Guidelines for Raising Baby Chicks
Posted by CaliforniaHatchery.com on 7/5/2013
1) A heating lamp and brooder area- The heating lamp temperature should change according as your chicks grow. Follow the heating lamp temperature guidelines below to provide optimal temperature for your chicks:
Week 1- 90-95 degrees fahrenheit
Week 2- 85-90 degrees fahrenheit
Week 3- 80-85 degrees fahrenheit
Week 4- 75-80 degrees fahrenheit
Week 5,6,7- 70-75 degrees fahrenheit
Week 8- 65-70 degrees fahrenheit
Week 9- 65 degrees fahrenheit The heating lamp should be placed 12-18 inches above the floor of the heating area. Some signs that your heat is too low- Your chicks will huddle together in the brooder. If the temperature is too high, your chicks may be dispersed throughout the heating area, and they may look tired. If the temperature is set correctly, your chicks will be evenly dispersed throughout the heating area, and they will look lively while making lots of peeping sounds!
2) Fresh water should always be made available to your chicks or ducklings
3) Non-medicated organic starter feed (offered through californiahatchery.com)
4) A stable surface (preferably with wood chips) for your chicks or ducklings to move upon. Make sure to clean the brooder area at least twice a day
VERY IMPORTANT Chick Care Instructions
|Raising baby chicks is easy!You should
first consider where to keep your baby chicks before placing your order. We recommend setting up a brooder house which can be
anything from a cardboard box to an actual building depending on the
size of your soon-to-be-acquired flock. The area should be kept clean,
dry and draft free. Prepare your brooder before ordering your chicks.|
For the first 4 or 5 days after they hatch put the chicks on a non slippery surface. Hardware cloth is the recommended surface of choice.
The non slippery surface will help the chicks learn to walk and aids in preventing sprained legs. Once the chicks have a few days on this surface and have figured out the source of their chick feed, spread some type of litter on the floor 2 to 4 inches deep. Wood shavings work well for this purpose and attention should be given to keeping the litter clean and dry.
Chick Heating Lamp and Brooder
An infrared Heat Lamp will keep your chicks warm. California Hatchery offers a Red Heating Bulb as this will cause less pecking.
Initially the temperature should start at 95 degrees and lowered 5 degrees each week until 70 degrees is reached.

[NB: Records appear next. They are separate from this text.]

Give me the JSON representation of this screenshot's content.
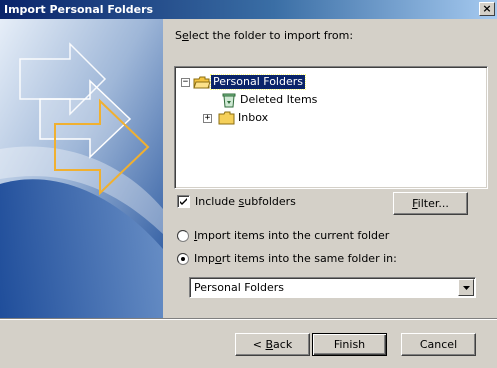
{
  "window": {
    "title": "Import Personal Folders",
    "close_label": "×"
  },
  "prompt": {
    "pre": "S",
    "ul": "e",
    "post": "lect the folder to import from:"
  },
  "tree": {
    "items": [
      {
        "label": "Personal Folders",
        "expander": "−",
        "selected": true
      },
      {
        "label": "Deleted Items"
      },
      {
        "label": "Inbox",
        "expander": "+"
      }
    ]
  },
  "include_subfolders": {
    "pre": "Include ",
    "ul": "s",
    "post": "ubfolders",
    "checked": true
  },
  "filter_button": {
    "ul": "F",
    "post": "ilter..."
  },
  "radios": [
    {
      "ul": "I",
      "post": "mport items into the current folder",
      "checked": false
    },
    {
      "pre": "Imp",
      "ul": "o",
      "post": "rt items into the same folder in:",
      "checked": true
    }
  ],
  "folder_select": {
    "value": "Personal Folders"
  },
  "buttons": {
    "back": {
      "pre": "< ",
      "ul": "B",
      "post": "ack"
    },
    "finish": "Finish",
    "cancel": "Cancel"
  },
  "colors": {
    "title_start": "#0a246a",
    "title_end": "#a6caf0",
    "face": "#d4d0c8",
    "selection": "#0a246a"
  }
}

At this point the heat can be removed unless the temperatures outside the brooder area are still quite cold. Position your lamp so that it will maintain the proper temperature, yet not pose a threat to igniting the litter or burning the chicks.
The chicks are the best indicators of whether or not you are providing them with adequate heat. If they are all huddled together under the lamp you need to increase the heat in the brooder. Conversely, if they break off into little groups well outside the lamp, it's too hot. Ideally your chicks should be feeding and drinking and generally scattered about the brooder area.
Food and water should also be provided to your baby chicks. We recommend dipping the chick's beaks in their water and feed to familiarize them to their food and water source.
The available water supply should "grow" with your chicks. You will need an adequate number of containers to accommodate the size of your flock. As the chicks grow their consumption increases and you will need to increase their water supply.
Initially the chicks will need a small water supply of some type with marbles or small pebbles placed in it to keep them from swimming. Water is vital to the chicks survival, but being wet is not!
The same basics hold true for your feeders. The bigger the chicks get the larger feeder you will need.
Your chicks should be fed Chick Starter Feed, which is available to order from our website. This feed contains approximately 23% protein for young chicks, and is non-medicated.
After about 18 weeks, you can switch to our Layer Developer Feed which contains about 17% protein for older chicks and young chickens.